It will be clear from the example given above that “movement” is at the heart of trafficking, because it is the means by which traffickers isolate victims from the environment in which they are safe and can seek help.
There is no defined extent of the movement; the essential point is that the victim is moved. Traffickers may move their victims within the country, for example, from rural area to city, from city to coastal resort, from periurban settlements to farms. When trafficking does not cross national borders, it is called “domestic” trafficking and, despite what common wisdom often suggests, it is known that most of the trafficking in the world is domestic.
Traffickers who move their victims to another country are guilty of “cross-border” trafficking. They may move people on foot, by road, by sea, or by air. Often these journeys are hazardous, involving, for example, dangerous mountain routes, leaky boats or modified vehicles in which victims are hidden. Sometimes, people are moved in regular transport, on scheduled flights, in buses or taxis.
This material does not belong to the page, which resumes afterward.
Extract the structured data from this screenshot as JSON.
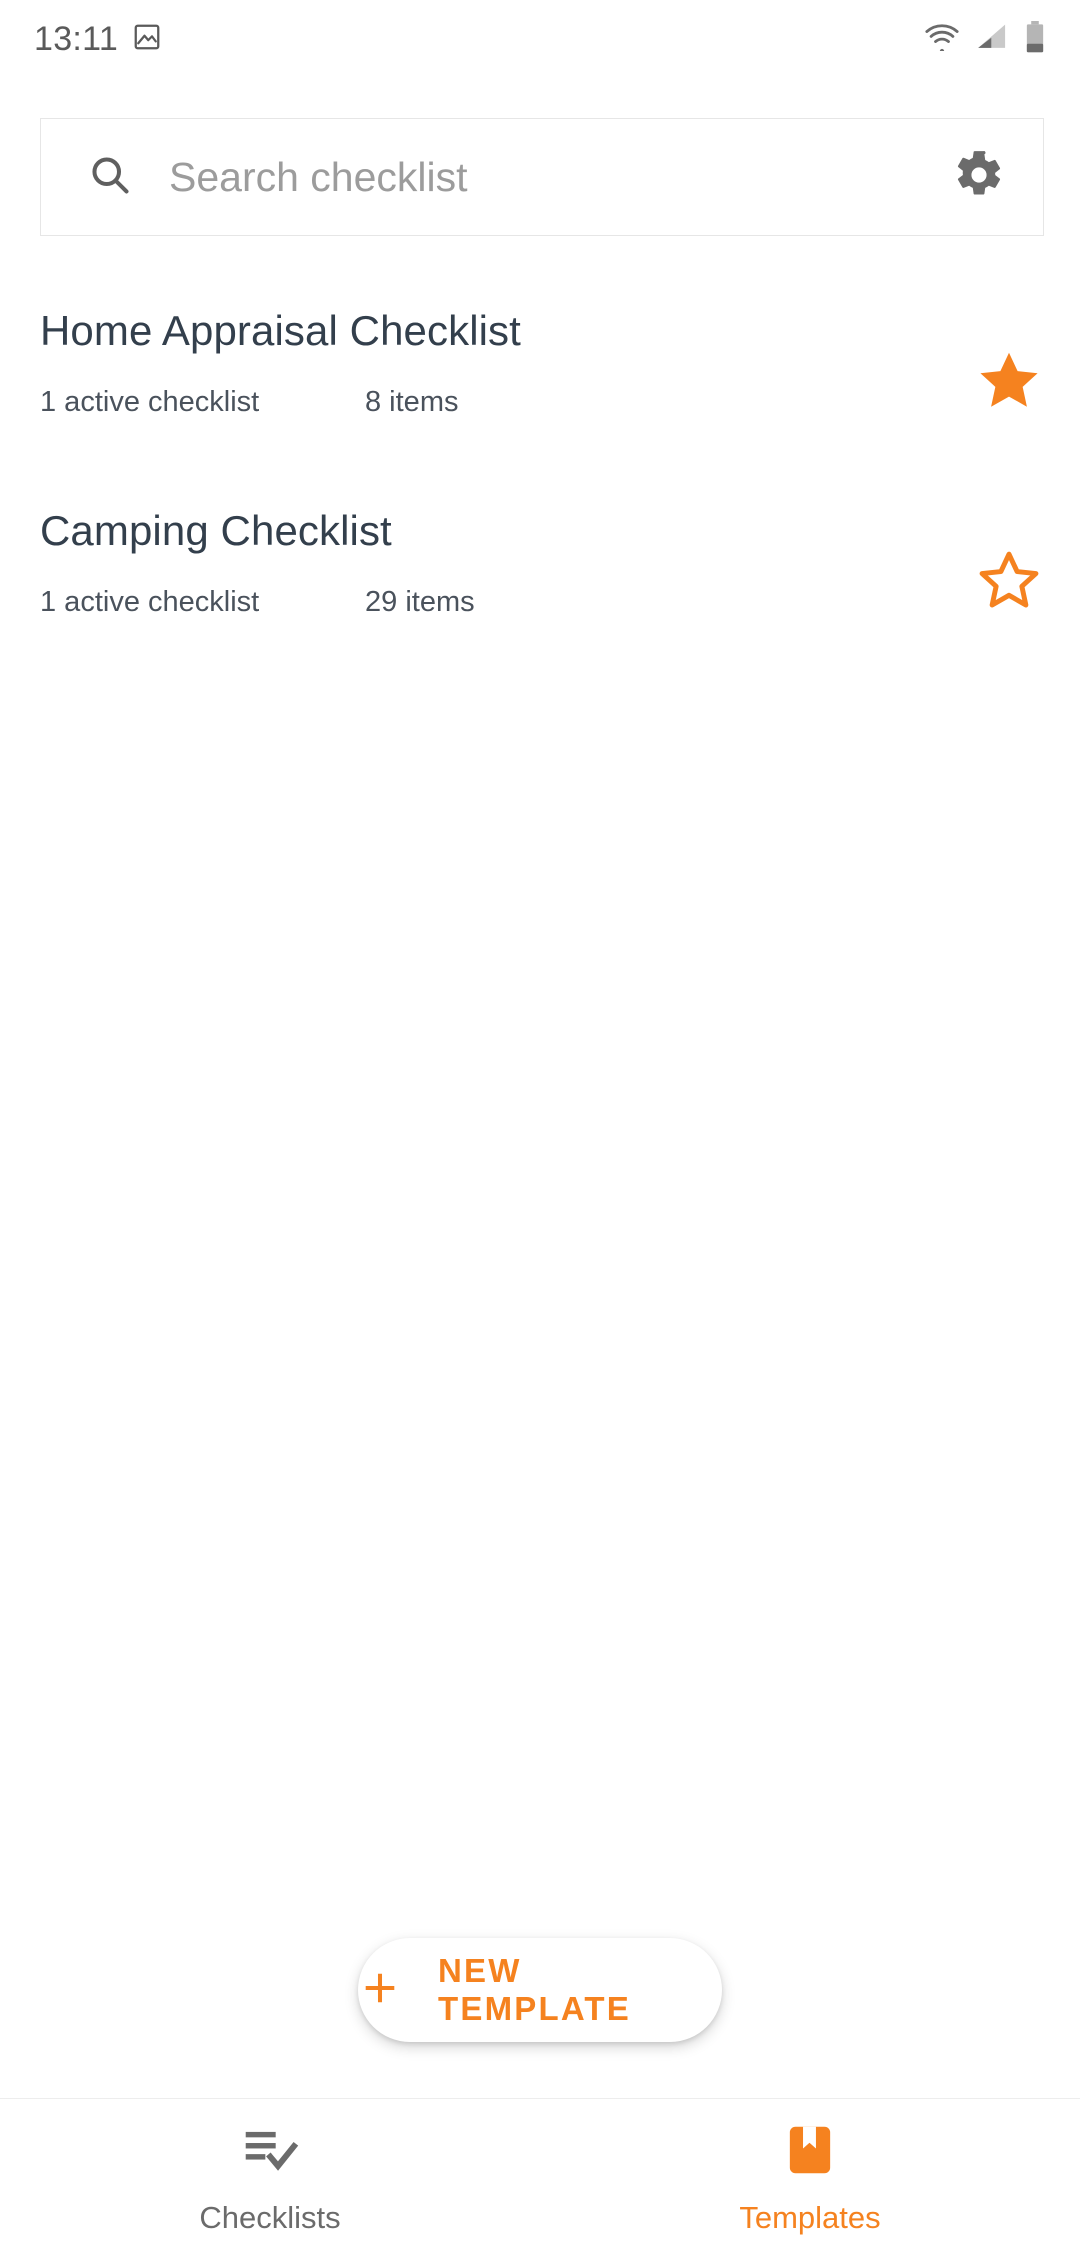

In such cases, traffickers may provide forged documents to fool border authorities, or corrupt border or immigration officers might be working with the traffickers.